New Delhi: An official panel has recommended abolishing the two top regulators of India’s higher education that have invited public scrutiny for restrictive, and sometimes, non-transparent functioning.
The government should instead establish an “all-compassing” commission to regulate higher education, the panel formed by the ministry of human resource development has suggested in a draft report likely to be submitted to the ministry next month.
The panel recommends creating a higher education commission, or HEC, to oversee academic, financial and accreditation aspects of India’s universities, functions that are currently tackled by the University Grants Commission, or UGC, and All India Council of Technical Education, or AICTE, panel chairman and eminent physicist Yash Pal told Mint.
Better regulation: Panel chairman and physicist Yash Pal says the creation of HEC would mean doing away with multiplicity of regulatory bodies and would bring more efficiency to the education system.
“The creation of HEC would mean doing away with multiplicity of regulatory bodies,” he said. “It would bring more efficiency and is in line with the recommendations of the National Knowledge Commission (NKC),” he said.
Yash Pal was referring to the advisory body of the Prime Minister that has repeatedly called for abolition of the top two regulators. He, however, declined to comment on UGC’s future.
The panel has also recommended that institutions of higher learning, including the premier Indian Institutes of Technology, or IITs, and Indian Institutes of Management, or IIMs, broaden their menus to include more subjects and disciplines. It also says that they should be more self-regulated.
The panel has, however, suggested scrapping the provision of so-called deemed university status to state and private institutions.
Yash Pal said the trend of recognizing deemed universities is encouraging a narrow focus on courses offered by such institutions. The status of deemed universities has been granted predominantly to private institutions that allows them to operate largely free of government controls in admissions, fees and coursework.
“We do not like it. Deemed universities should be very carefully set up. The way they are being set up, they are becoming specialized universities,” Yash Pal said.
The report has also recommended that the Medical Council of India and the Dental Council of India—regulators that grant recognition of medical and dentistry qualifications acquired in India and abroad—be divested of their “licensing functions”, another member of the committee said on condition of anonymity.
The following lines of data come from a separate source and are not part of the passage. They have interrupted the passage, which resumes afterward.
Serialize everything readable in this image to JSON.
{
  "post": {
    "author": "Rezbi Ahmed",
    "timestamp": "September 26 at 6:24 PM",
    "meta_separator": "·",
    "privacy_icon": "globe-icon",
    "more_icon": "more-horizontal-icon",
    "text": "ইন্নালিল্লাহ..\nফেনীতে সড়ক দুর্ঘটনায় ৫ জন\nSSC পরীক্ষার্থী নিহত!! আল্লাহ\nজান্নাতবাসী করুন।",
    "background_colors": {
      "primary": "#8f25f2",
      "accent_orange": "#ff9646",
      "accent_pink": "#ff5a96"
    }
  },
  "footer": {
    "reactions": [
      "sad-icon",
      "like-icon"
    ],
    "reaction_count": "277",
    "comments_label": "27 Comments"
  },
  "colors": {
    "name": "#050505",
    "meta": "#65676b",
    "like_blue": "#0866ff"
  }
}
The panel has effectively asked that AICTE be dissolved. “Not a single university we visited had anything positive to say about the regulator (AICTE), which is steeped in corruption and inefficiency, which has, in turn, spawned illegitimate education institutions,” the member said. “So, there is no point in allowing it to function.”
The report says the UGC could function as part of the HEC, the member added.
The NKC has repeatedly called for dissolving AICTE and UGC and setting up an independent regulator.
The ministry didn’t act on its 2006 recommendation until September 2007, when the prime minister’s office asked it to do so. Last year, it set up the panel to review the functioning of the regulators within a year, a first since the creation of UGC in 1956 and AICTE in 1987.
The panel, rechristened as committee for rejuvenation of higher education in late 2008, suggests three wings for the proposed HEC: academic, accreditation and grants.
The accreditation wing would subsume the powers of National Assessment and Accreditation Council, or NAAC, while the grants wing could continue to function like the UGC, a person with knowledge in the matter said on condition of anonymity.
The proposed accreditation wing is in line with the government’s plans to create a single accreditor for colleges by splitting the regulatory and accreditation roles of AICTE, which oversees the functioning of engineering and business schools. The ministry plans to merge the AICTE’s National Board of Accreditation and the UGC-funded NAAC.
The grants wing would release funds to colleges and universities while the academic wing would implement matters related to development of a “curricular approach to university education”, in which the departments in educational institutions, including the IITs and IIMs, become more interdisciplinary, instead of remaining “watertight compartments”, and broaden their menus to include more subjects and disciplines for research and teaching within a university system, Yash Pal said.
The committee has also recommended a self-regulatory regime for the universities, where they would be able to look into issues such as appointment of vice-chancellors, fee structure and expansion of courses, including the IITs—issues managed largely by the UGC and AICTE so far.
“We are arguing against inspection raj being practised by the regulators so far, where field visits are essential for every permission sought by universities, even if it pertains to introduction of new courses or a discipline,” the committee member quoted earlier said, adding the proposed HEC would regulate larger issues of setting up universities.
Ashok Kolaskar, adviser to the NKC, said he was not sure how much the government would be willing to accept the recommendations and powers entrusted with the proposed HEC in the report.
“My feeling is it (the government) might push for it since the people involved with the report are eminent people. It’s a good suggestion to dissolve the UGC and AICTE, but HEC may not be as independent as we wanted IRAHE (independent regulatory authority for higher education) to be, a body independent of the government to look into setting up of universities and other academic issues,” Kolaskar said.
The recommendations would need the government to frame a new draft legislation to establish the HEC, which will have to be approved by Parliament.